In an attempt to demonstrate a proof-of-concept for the design, the outputs of the load cell were connected to the analog inputs of P1. The variables "analogvalue1" and "analogvalue2" corresponded to the A0 and A1 pins, respectively. The difference between the A0 and A1 readings was set as "analogdiff", and load on the cell was incrementally increased to determine if load variations could be sensed:
As shown in the video above, increasing loads produced measurable results, albeit not at a fine enough resolution to meet project objectives. If the above video is placed in Fullscreen, the average "analogdiff" value can be observed changing from 1.2 with an unloaded scale to -2 with one book, -6 with two books, and peaking at -6.5 with three books.

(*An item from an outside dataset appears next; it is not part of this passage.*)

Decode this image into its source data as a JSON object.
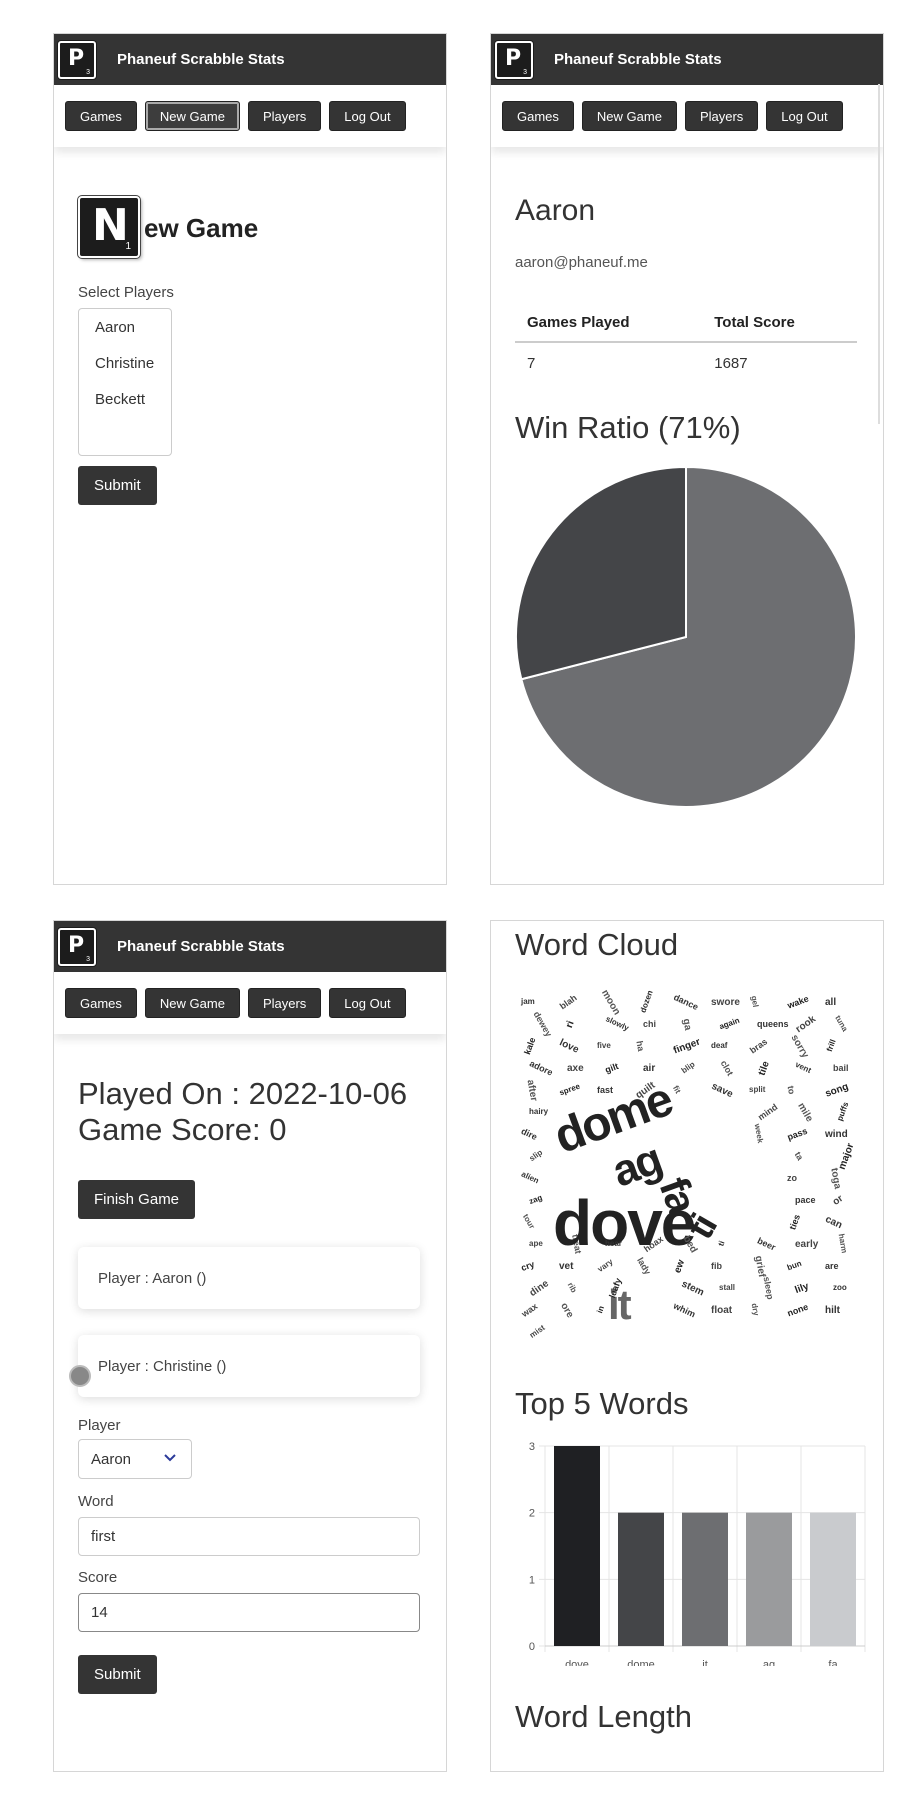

In an attempt to produce a usable signal at smaller load variations, an LM358 Op-Amp was used to process the output signal from the load cell. While highly sensitive to load variations, the LM358-processed signal was ultimately too corrupted by noise to provide usable data on load variations.
Simultaneously, coding work was being attempted to operate the servo via mobicle.io. Functions were added to the code to allow for "on" and "off" buttons to cue the servo from a telephonic mobile device. Unfortunately, the coding never moved beyond any errors when verified or attempted flashing. The combination of these issues and the scope of details to be addressed regarding load cell signal processing resulted in the search for a more reliable method of implementation.
This method involved utilizing the If This, Then That (IFTTT) website to set specific dates and times the servo was to be in operation for a specified degree of rotation. The event "Feed Dog" was added to a Google Calendar. Linking an IFTTT applet to this calendar causes an event to be published to the Particle cloud within fifteen minutes of the even occurring. Subscribing to the event signals P1 to execute the servo operation, while P2 registers the event and plots it as a data point on a simple graph on thingspeak.com.